• **WORK TASK**:
Search the entries below for "icon" and copy each matching line.

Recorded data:
____
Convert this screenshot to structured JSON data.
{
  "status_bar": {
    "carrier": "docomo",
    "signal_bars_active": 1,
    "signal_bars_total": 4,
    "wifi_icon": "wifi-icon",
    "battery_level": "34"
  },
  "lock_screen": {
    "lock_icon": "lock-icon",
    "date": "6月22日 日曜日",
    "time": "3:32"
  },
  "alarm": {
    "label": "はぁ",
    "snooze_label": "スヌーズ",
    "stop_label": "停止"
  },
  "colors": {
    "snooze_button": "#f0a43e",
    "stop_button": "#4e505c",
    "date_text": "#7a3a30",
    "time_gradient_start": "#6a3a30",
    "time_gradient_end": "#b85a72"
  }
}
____
• **OUTPUT**:
    "wifi_icon": "wifi-icon",
    "lock_icon": "lock-icon",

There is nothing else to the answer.